MOSCOW, November 28. /TASS/. Members of the future mission to the International Space Station (ISS) require no additional psychological support in connection with the the recent aborted space launch, a spokesperson for Russia’s Institute of Medicobiological Problems has told TASS.

"All kinds training, including psychological one, are being carried out as usual, no changes were introduced. No additional elements of psychological support are required for members of this expedition," the source said.

A Soyuz-FG carrier rocket with a manned Soyuz MS-10 spacecraft blasted off from Kazakhstan’s Baikonur Cosmodrome to the International Space Station (ISS) on October 11. On board the spacecraft were Russian cosmonaut Alexei Ovchinin (the commander of the Soyuz MS-10) and NASA astronaut Nick Hague.

Following a smooth liftoff, the Soyuz’s booster malfunctioned between the first and second stages of separating, whereupon the crew was forced to abort the flight and switch to ballistic descent. The manned Soyuz MS-10 spacecraft ended up landing in the Kazakh steppe. Later, the crewmembers were examined and found to be in good condition. They required no special psychological support over the incident, said Oleg Orlov, who heads the Institute of Medicobiological Problems. This was the first emergency landing with this type of carrier rocket over the past 35 years.

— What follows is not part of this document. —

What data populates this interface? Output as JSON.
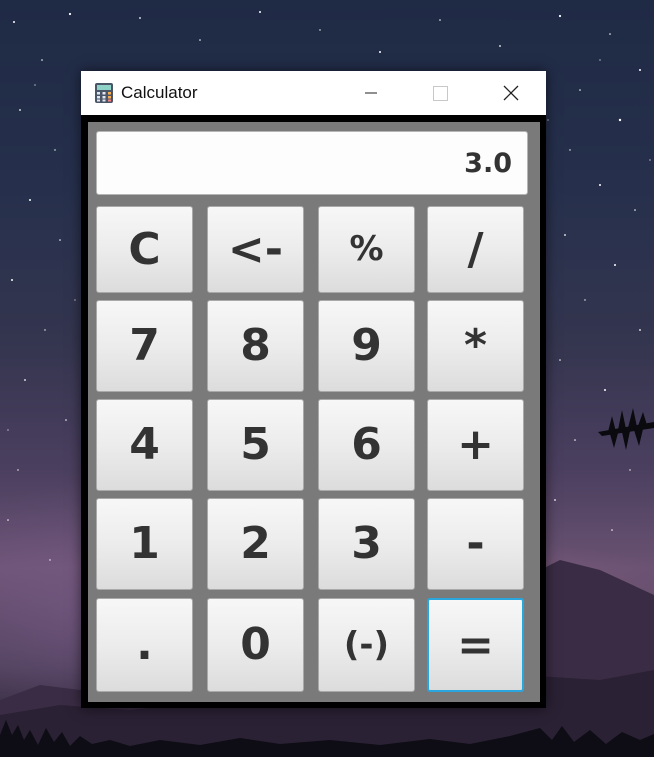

ISS Expedition 58 members Anne McClain of NASA, Oleg Kononenko of Roscosmos and David Saint-Jacques of the Canadian Space Agency are scheduled to take off to the orbital station on board of Russia’s Soyuz MS-11 spacecraft at 14:31 Moscow time on December 3. The spacecraft is due to dock with the International Space Station about six hours later, at 20:36 Moscow time.

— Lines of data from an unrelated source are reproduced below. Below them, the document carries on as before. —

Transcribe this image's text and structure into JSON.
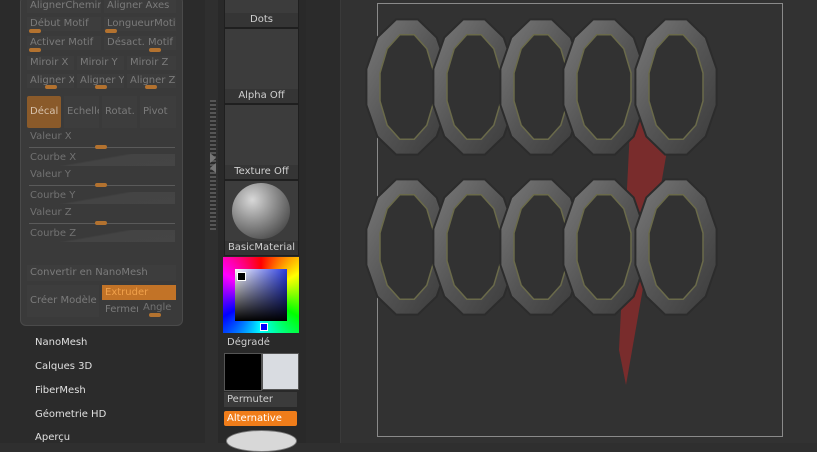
{
  "deformation": {
    "row1": [
      "AlignerChemin",
      "Aligner Axes"
    ],
    "row2": [
      "Début Motif",
      "LongueurMotif"
    ],
    "row3": [
      "Activer Motif",
      "Désact. Motif"
    ],
    "row4": [
      "Miroir X",
      "Miroir Y",
      "Miroir Z"
    ],
    "row5": [
      "Aligner X",
      "Aligner Y",
      "Aligner Z"
    ],
    "transform": [
      "Décal",
      "Echelle",
      "Rotat.",
      "Pivot"
    ],
    "value_x": "Valeur X",
    "curve_x": "Courbe X",
    "value_y": "Valeur Y",
    "curve_y": "Courbe Y",
    "value_z": "Valeur Z",
    "curve_z": "Courbe Z",
    "nanomesh_convert": "Convertir en NanoMesh",
    "create_model": "Créer Modèle",
    "extrude": "Extruder",
    "close": "Fermer",
    "angle": "Angle"
  },
  "subpalettes": [
    "NanoMesh",
    "Calques 3D",
    "FiberMesh",
    "Géometrie HD",
    "Aperçu"
  ],
  "tray": {
    "dots": "Dots",
    "alpha": "Alpha Off",
    "texture": "Texture Off",
    "material": "BasicMaterial",
    "gradient": "Dégradé",
    "swap": "Permuter",
    "alternate": "Alternative"
  },
  "colors": {
    "accent": "#f07d1a",
    "active_button": "#8a5a2a",
    "main_color": "#000000",
    "secondary_color": "#d9dce1",
    "mesh_gray": "#5b5b5b",
    "stroke_red": "#8b2a2a"
  }
}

The main and backup crews have already completed training and passed their exams.